▶ _Your task_
Only the lines containing "icon" belong in the answer; find them in the material below.

▶ _Information given_
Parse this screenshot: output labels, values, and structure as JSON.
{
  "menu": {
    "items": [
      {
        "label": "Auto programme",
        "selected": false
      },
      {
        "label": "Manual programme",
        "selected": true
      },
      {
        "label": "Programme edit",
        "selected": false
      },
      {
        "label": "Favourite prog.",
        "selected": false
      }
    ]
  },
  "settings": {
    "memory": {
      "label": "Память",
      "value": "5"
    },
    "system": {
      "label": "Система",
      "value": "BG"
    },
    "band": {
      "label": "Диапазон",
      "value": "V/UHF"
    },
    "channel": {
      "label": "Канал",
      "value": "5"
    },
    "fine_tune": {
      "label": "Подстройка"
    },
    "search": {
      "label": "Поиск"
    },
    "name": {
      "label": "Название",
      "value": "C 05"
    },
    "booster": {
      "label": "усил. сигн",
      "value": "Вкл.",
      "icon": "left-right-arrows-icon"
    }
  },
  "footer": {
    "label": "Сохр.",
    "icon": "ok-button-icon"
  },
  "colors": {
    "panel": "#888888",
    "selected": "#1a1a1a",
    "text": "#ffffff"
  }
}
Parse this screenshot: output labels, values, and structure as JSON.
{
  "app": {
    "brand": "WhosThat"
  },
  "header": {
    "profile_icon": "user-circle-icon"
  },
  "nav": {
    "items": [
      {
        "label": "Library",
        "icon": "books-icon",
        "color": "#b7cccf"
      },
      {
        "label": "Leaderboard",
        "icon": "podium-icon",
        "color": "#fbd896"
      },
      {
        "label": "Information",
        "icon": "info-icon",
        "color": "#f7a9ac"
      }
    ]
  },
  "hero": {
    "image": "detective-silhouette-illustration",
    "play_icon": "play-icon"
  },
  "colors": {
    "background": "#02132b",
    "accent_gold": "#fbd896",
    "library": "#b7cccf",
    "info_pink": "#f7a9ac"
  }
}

▶ _Answer space_
      "icon": "left-right-arrows-icon"
    "icon": "ok-button-icon"
    "profile_icon": "user-circle-icon"
        "icon": "books-icon",
        "icon": "podium-icon",
        "icon": "info-icon",
    "play_icon": "play-icon"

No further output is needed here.